Dataset entries:
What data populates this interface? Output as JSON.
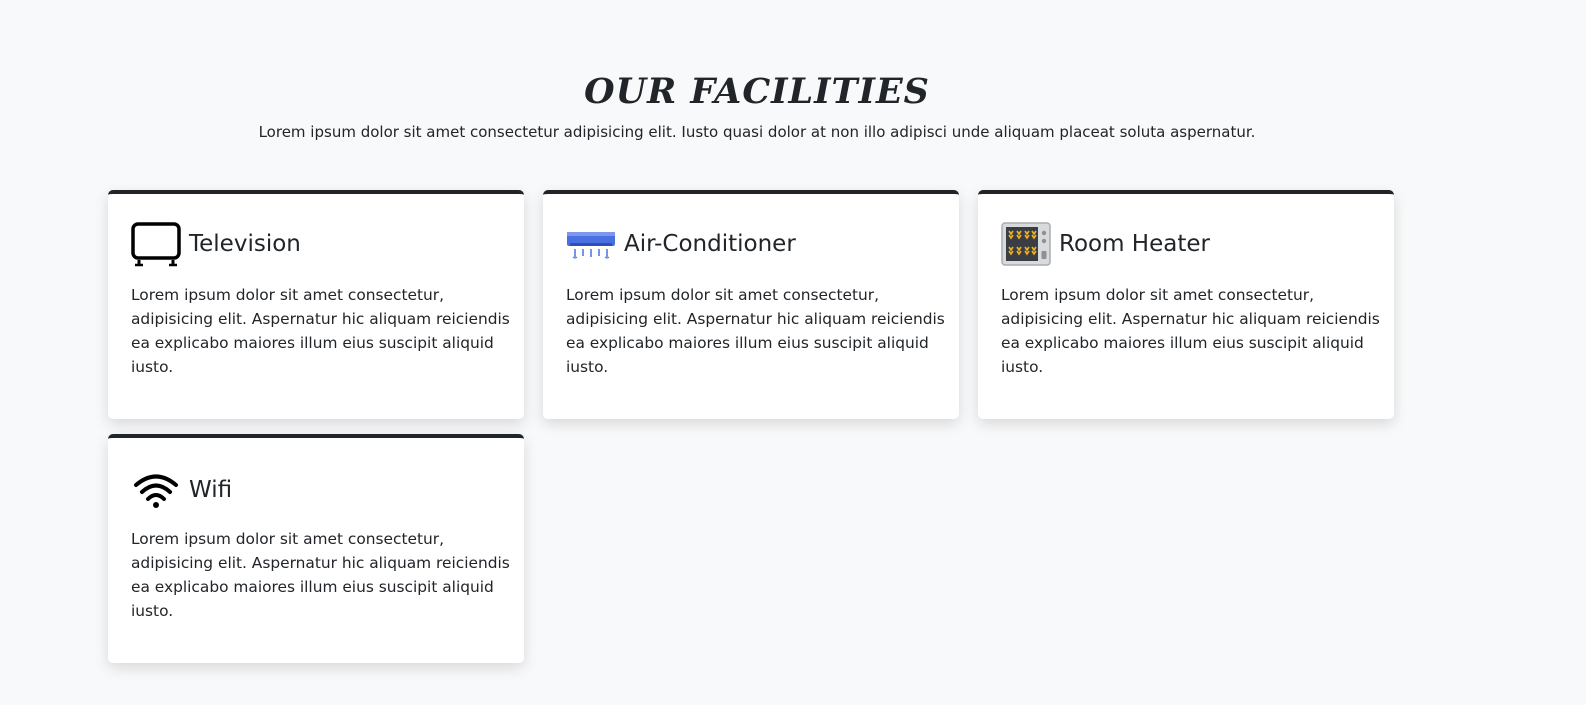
{
  "section": {
    "title": "OUR FACILITIES",
    "subtitle": "Lorem ipsum dolor sit amet consectetur adipisicing elit. Iusto quasi dolor at non illo adipisci unde aliquam placeat soluta aspernatur."
  },
  "facilities": [
    {
      "icon": "television-icon",
      "name": "Television",
      "description": "Lorem ipsum dolor sit amet consectetur, adipisicing elit. Aspernatur hic aliquam reiciendis ea explicabo maiores illum eius suscipit aliquid iusto."
    },
    {
      "icon": "air-conditioner-icon",
      "name": "Air-Conditioner",
      "description": "Lorem ipsum dolor sit amet consectetur, adipisicing elit. Aspernatur hic aliquam reiciendis ea explicabo maiores illum eius suscipit aliquid iusto."
    },
    {
      "icon": "room-heater-icon",
      "name": "Room Heater",
      "description": "Lorem ipsum dolor sit amet consectetur, adipisicing elit. Aspernatur hic aliquam reiciendis ea explicabo maiores illum eius suscipit aliquid iusto."
    },
    {
      "icon": "wifi-icon",
      "name": "Wifi",
      "description": "Lorem ipsum dolor sit amet consectetur, adipisicing elit. Aspernatur hic aliquam reiciendis ea explicabo maiores illum eius suscipit aliquid iusto."
    }
  ],
  "colors": {
    "page_background": "#f8f9fa",
    "card_background": "#ffffff",
    "card_top_border": "#212529",
    "text": "#212529",
    "ac_blue": "#4a6fe0",
    "heater_amber": "#f0b323"
  }
}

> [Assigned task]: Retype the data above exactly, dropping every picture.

> [Exercise response]:
What data populates this interface? Output as JSON.
{
  "section": {
    "title": "OUR FACILITIES",
    "subtitle": "Lorem ipsum dolor sit amet consectetur adipisicing elit. Iusto quasi dolor at non illo adipisci unde aliquam placeat soluta aspernatur."
  },
  "facilities": [
    {
      "icon": "television-icon",
      "name": "Television",
      "description": "Lorem ipsum dolor sit amet consectetur, adipisicing elit. Aspernatur hic aliquam reiciendis ea explicabo maiores illum eius suscipit aliquid iusto."
    },
    {
      "icon": "air-conditioner-icon",
      "name": "Air-Conditioner",
      "description": "Lorem ipsum dolor sit amet consectetur, adipisicing elit. Aspernatur hic aliquam reiciendis ea explicabo maiores illum eius suscipit aliquid iusto."
    },
    {
      "icon": "room-heater-icon",
      "name": "Room Heater",
      "description": "Lorem ipsum dolor sit amet consectetur, adipisicing elit. Aspernatur hic aliquam reiciendis ea explicabo maiores illum eius suscipit aliquid iusto."
    },
    {
      "icon": "wifi-icon",
      "name": "Wifi",
      "description": "Lorem ipsum dolor sit amet consectetur, adipisicing elit. Aspernatur hic aliquam reiciendis ea explicabo maiores illum eius suscipit aliquid iusto."
    }
  ],
  "colors": {
    "page_background": "#f8f9fa",
    "card_background": "#ffffff",
    "card_top_border": "#212529",
    "text": "#212529",
    "ac_blue": "#4a6fe0",
    "heater_amber": "#f0b323"
  }
}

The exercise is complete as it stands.